Posted: 8/23/08 at 5:38pm
I can't imagine how appalling it must be to have to watch a loved one succumb to the tragedy of alzheimers, but I didn't actually mention the little old lady because I thought her behavior was funny peculiar. I didn't actually get the impression that there was anything very much wrong with her at all, and she was terribly sweet. She was just there with a group of other little old ladies for whom seeing a show and having a meal is just a really nice thing to do. I gathered they go to see all the Watermill productions. But the show itself is secondary to the trip, and she had gone along without the slightest idea of what it was she was there to see. She had never even seen the film. I don't suppose there are too many who do that. But I had never considered it from that totally unknowing perspective, and I can see that the show wouldn't/didn't make a whole heap of sense. At the beginning there are all these people staring down at something, but if you don't know that they are supposed to be staring at Joe's body, there is nothing to tell you that. There was no actual prostrate body. And it goes on from there.
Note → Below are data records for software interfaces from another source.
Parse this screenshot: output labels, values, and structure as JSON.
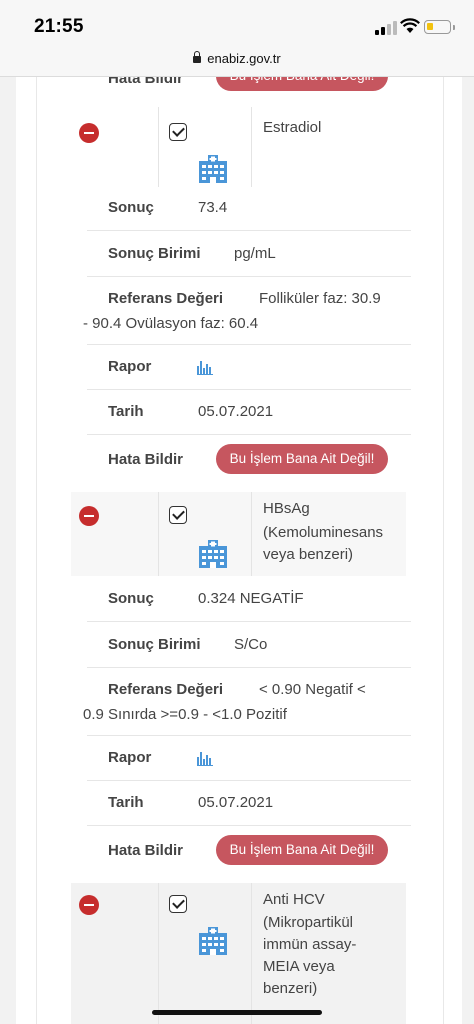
{
  "status": {
    "time": "21:55"
  },
  "browser": {
    "url": "enabiz.gov.tr"
  },
  "partial_top": {
    "label": "Hata Bildir",
    "button": "Bu İşlem Bana Ait Değil!"
  },
  "labels": {
    "result": "Sonuç",
    "unit": "Sonuç Birimi",
    "reference": "Referans Değeri",
    "report": "Rapor",
    "date": "Tarih",
    "report_error": "Hata Bildir",
    "not_mine_button": "Bu İşlem Bana Ait Değil!"
  },
  "tests": [
    {
      "name": "Estradiol",
      "result": "73.4",
      "unit": "pg/mL",
      "reference_line1": "Folliküler faz: 30.9",
      "reference_line2": "- 90.4 Ovülasyon faz: 60.4",
      "date": "05.07.2021"
    },
    {
      "name_line1": "HBsAg",
      "name_line2": "(Kemoluminesans",
      "name_line3": "veya benzeri)",
      "result": "0.324 NEGATİF",
      "unit": "S/Co",
      "reference_line1": "< 0.90 Negatif <",
      "reference_line2": "0.9 Sınırda >=0.9 - <1.0 Pozitif",
      "date": "05.07.2021"
    },
    {
      "name_line1": "Anti HCV",
      "name_line2": "(Mikropartikül",
      "name_line3": "immün assay-",
      "name_line4": "MEIA veya",
      "name_line5": "benzeri)"
    }
  ],
  "colors": {
    "remove": "#c62d2d",
    "button": "#c6565f",
    "icon": "#4a96d8"
  },
  "icons": [
    "remove-icon",
    "checkbox-icon",
    "hospital-icon",
    "bar-chart-icon",
    "lock-icon",
    "signal-icon",
    "wifi-icon",
    "battery-icon"
  ]
}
You have to know what it is about, to know what is going on. Hence my comment that it is a show that benefits from familiarity. It's essential actually.